Another gymnast said she was only 6 years old when Nassar began molesting her and blamed the doctor for her father’s suicide once he realized she had not been lying about the abuse she endured.
“I’ve been forever changed by all of this and I will never feel small again,” Bailey Lorencen said after the sentencing. She had been an anonymous accuser until she spoke in court this week. “I have a different confidence in myself as a woman.”
In addition to Raisman and Maroney, Olympic gold medalists Simone Biles, Jordyn Wieber and Gabby Douglas went public in recent months with their own accusations against Nassar.
Nassar pleaded guilty in November to seven counts of first-degree sex assault in Ingham County, as well as three charges in Eaton County, where he is due to be sentenced next week.
Around 140 victims have filed a lawsuit against Nassar, USA Gymnastics and Michigan State University (MSU), claiming the institutions knew about allegations of abuse years ago and failed to act. The gymnastics body and the school have asked a judge to dismiss the cases.
“As tragedies are politicized, blame is inevitable. As president, it is only natural that I am the focus of this anger,” MSU President Lou Anna Simon said in her resignation letter.

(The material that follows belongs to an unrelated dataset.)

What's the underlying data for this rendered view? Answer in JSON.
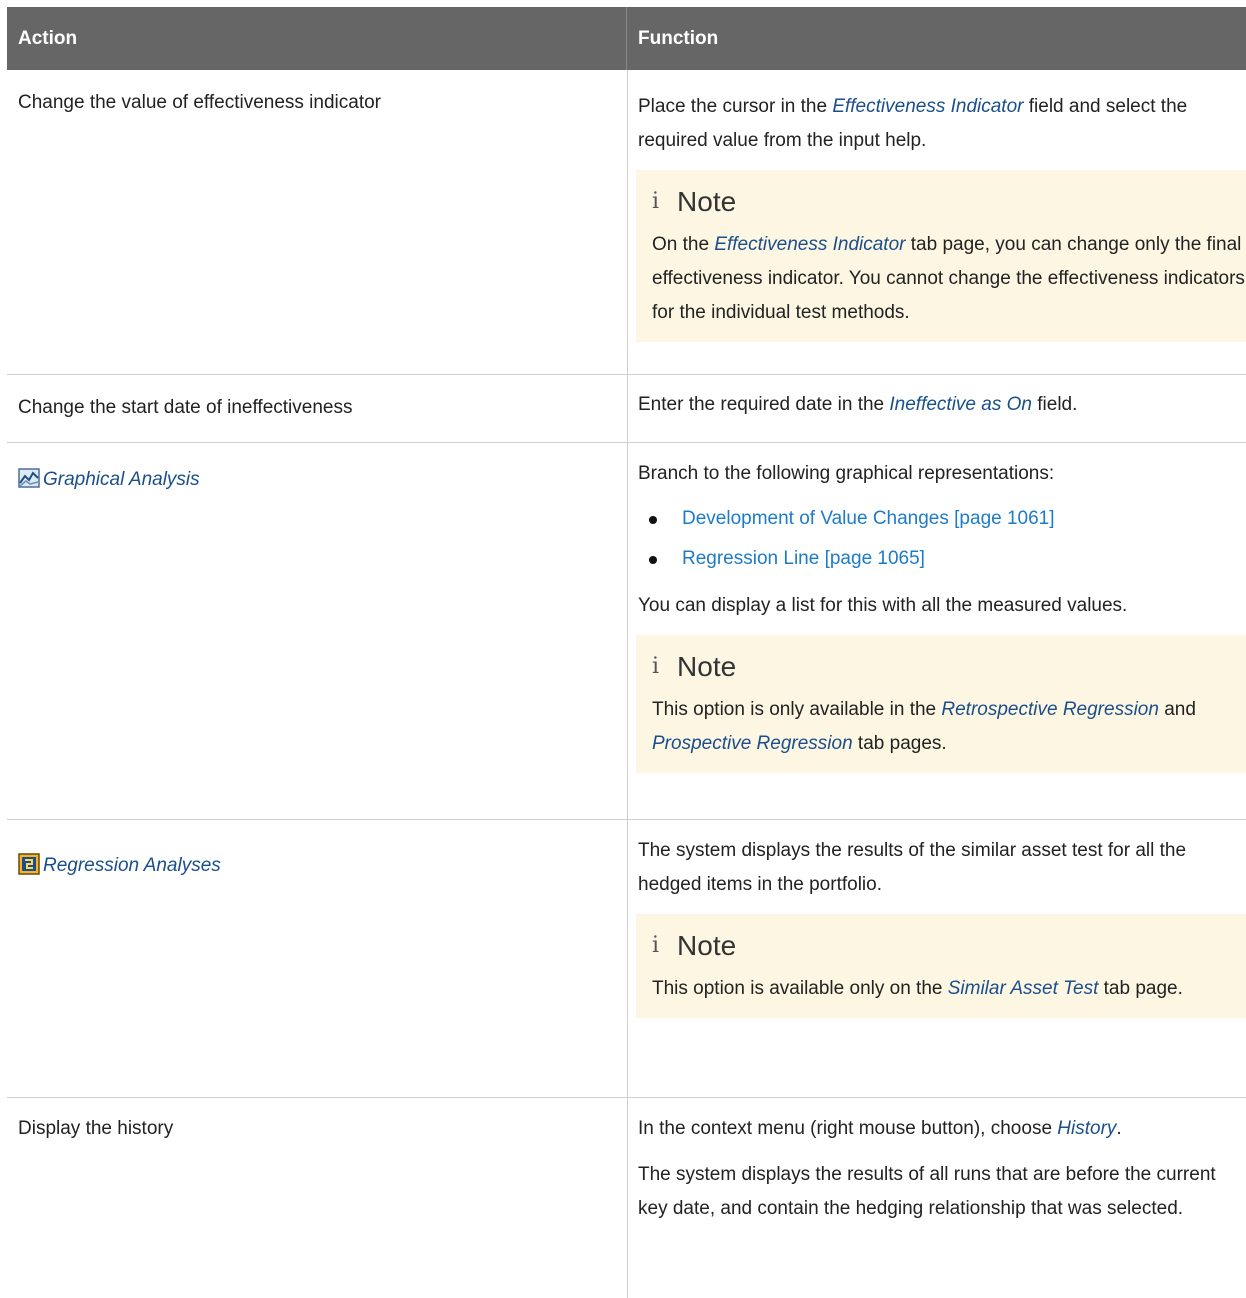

“We agree with Dr. Simon that it is now time for change,” Brian Breslin, chair of the university’s board of trustees, said in a statement.
Some of the sport’s biggest names, most notably Raisman, have said USA Gymnastics is in need of reform.

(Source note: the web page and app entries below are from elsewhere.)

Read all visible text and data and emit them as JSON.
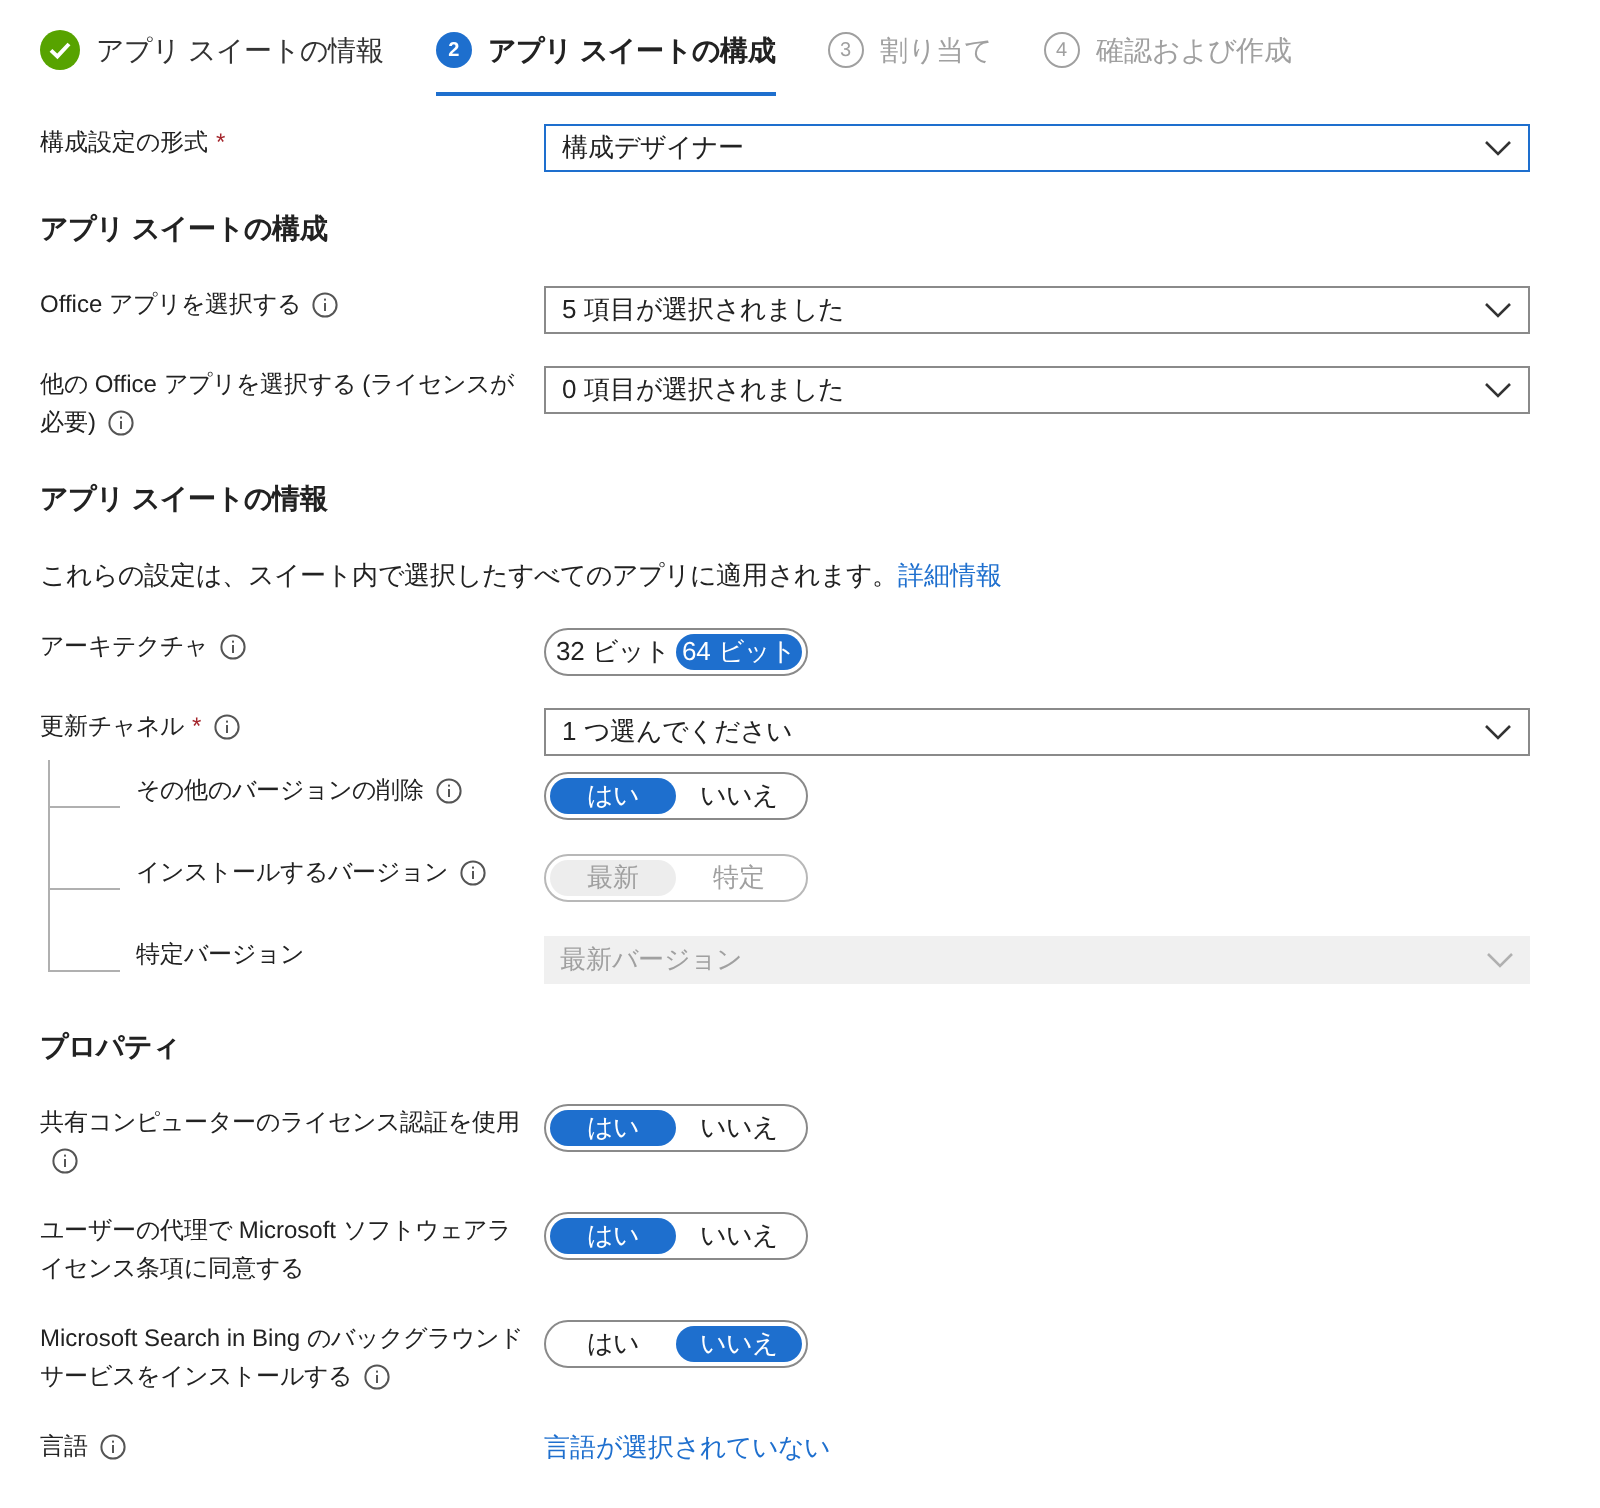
{
  "wizard_steps": [
    {
      "label": "アプリ スイートの情報",
      "completed": true,
      "selected": false
    },
    {
      "label": "アプリ スイートの構成",
      "number": "2",
      "completed": false,
      "selected": true
    },
    {
      "label": "割り当て",
      "number": "3",
      "completed": false,
      "selected": false
    },
    {
      "label": "確認および作成",
      "number": "4",
      "completed": false,
      "selected": false
    }
  ],
  "rows": [
    {
      "kind": "dropdown",
      "label": "構成設定の形式",
      "required_mark": "*",
      "info": false,
      "value": "構成デザイナー",
      "focused": true
    },
    {
      "kind": "heading",
      "label": "アプリ スイートの構成"
    },
    {
      "kind": "dropdown",
      "label": "Office アプリを選択する",
      "info": true,
      "value": "5 項目が選択されました",
      "focused": false
    },
    {
      "kind": "dropdown",
      "label": "他の Office アプリを選択する (ライセンスが必要)",
      "info": true,
      "value": "0 項目が選択されました",
      "focused": false
    },
    {
      "kind": "heading",
      "label": "アプリ スイートの情報"
    },
    {
      "kind": "description",
      "text": "これらの設定は、スイート内で選択したすべてのアプリに適用されます。",
      "link": "詳細情報"
    },
    {
      "kind": "toggle",
      "label": "アーキテクチャ",
      "info": true,
      "disabled": false,
      "options": [
        {
          "label": "32 ビット",
          "selected": false
        },
        {
          "label": "64 ビット",
          "selected": true
        }
      ]
    },
    {
      "kind": "dropdown",
      "label": "更新チャネル",
      "required_mark": "*",
      "info": true,
      "value": "1 つ選んでください",
      "focused": false,
      "children": [
        {
          "kind": "toggle",
          "label": "その他のバージョンの削除",
          "info": true,
          "disabled": false,
          "options": [
            {
              "label": "はい",
              "selected": true
            },
            {
              "label": "いいえ",
              "selected": false
            }
          ]
        },
        {
          "kind": "toggle",
          "label": "インストールするバージョン",
          "info": true,
          "disabled": true,
          "options": [
            {
              "label": "最新",
              "selected": true
            },
            {
              "label": "特定",
              "selected": false
            }
          ]
        },
        {
          "kind": "dropdown",
          "label": "特定バージョン",
          "info": false,
          "value": "最新バージョン",
          "disabled": true
        }
      ]
    },
    {
      "kind": "heading",
      "label": "プロパティ"
    },
    {
      "kind": "toggle",
      "label": "共有コンピューターのライセンス認証を使用",
      "info": true,
      "disabled": false,
      "options": [
        {
          "label": "はい",
          "selected": true
        },
        {
          "label": "いいえ",
          "selected": false
        }
      ]
    },
    {
      "kind": "toggle",
      "label": "ユーザーの代理で Microsoft ソフトウェアライセンス条項に同意する",
      "info": false,
      "disabled": false,
      "options": [
        {
          "label": "はい",
          "selected": true
        },
        {
          "label": "いいえ",
          "selected": false
        }
      ]
    },
    {
      "kind": "toggle",
      "label": "Microsoft Search in Bing のバックグラウンドサービスをインストールする",
      "info": true,
      "disabled": false,
      "options": [
        {
          "label": "はい",
          "selected": false
        },
        {
          "label": "いいえ",
          "selected": true
        }
      ]
    },
    {
      "kind": "link",
      "label": "言語",
      "info": true,
      "value": "言語が選択されていない"
    }
  ]
}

On Monday, three board members resigned in the wake of the scandal, following the exit last March of the federation’s president and chief executive.
But that was not enough for the U.S. Olympic Committee (USOC). On Wednesday, its chief executive, Scott Blackmun, said in an open letter that “all current USA Gymnastics directors must resign.”

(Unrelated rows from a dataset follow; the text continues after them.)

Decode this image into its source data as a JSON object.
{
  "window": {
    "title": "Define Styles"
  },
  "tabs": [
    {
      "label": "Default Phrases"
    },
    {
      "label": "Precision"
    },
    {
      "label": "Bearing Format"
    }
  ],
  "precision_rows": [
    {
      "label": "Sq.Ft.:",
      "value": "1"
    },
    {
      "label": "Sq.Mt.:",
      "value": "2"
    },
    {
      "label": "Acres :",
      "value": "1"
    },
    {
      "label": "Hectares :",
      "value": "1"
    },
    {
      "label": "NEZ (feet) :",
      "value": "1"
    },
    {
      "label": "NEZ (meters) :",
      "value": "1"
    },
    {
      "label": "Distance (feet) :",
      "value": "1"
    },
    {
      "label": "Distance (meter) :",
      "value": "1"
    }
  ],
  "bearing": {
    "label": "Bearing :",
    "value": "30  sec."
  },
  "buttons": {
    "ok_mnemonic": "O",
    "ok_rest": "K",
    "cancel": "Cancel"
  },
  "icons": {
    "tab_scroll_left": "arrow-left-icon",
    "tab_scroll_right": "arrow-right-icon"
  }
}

He also said the USOC would launch an independent, third-party investigation into the Nassar scandal to determine “when complaints were brought forward and to who.” He said the results would be made public.
USA Gymnastics replied that it supports the open letter but did not address the calls for the mass resignation. According to its web page, it has 18 directors.
Kerry Perry, who became USA Gymnastics president in December, on Wednesday applauded the sentence and vowed to “create a culture that empowers and supports” the programme’s athletes.
Several companies have announced they would not continue to sponsor the federation, including AT&T Inc on Tuesday.
(Reporting by Steve Friess in Lansing, Michigan; Additional reporting by Keith Coffman in Denver, Jonathan Allen in New York, Chris Kenning in Chicago and Jon Herskovitz in Austin, Texas; Writing by Joseph Ax; Editing by Cynthia Osterman, Bill Trott and Lisa Shumaker)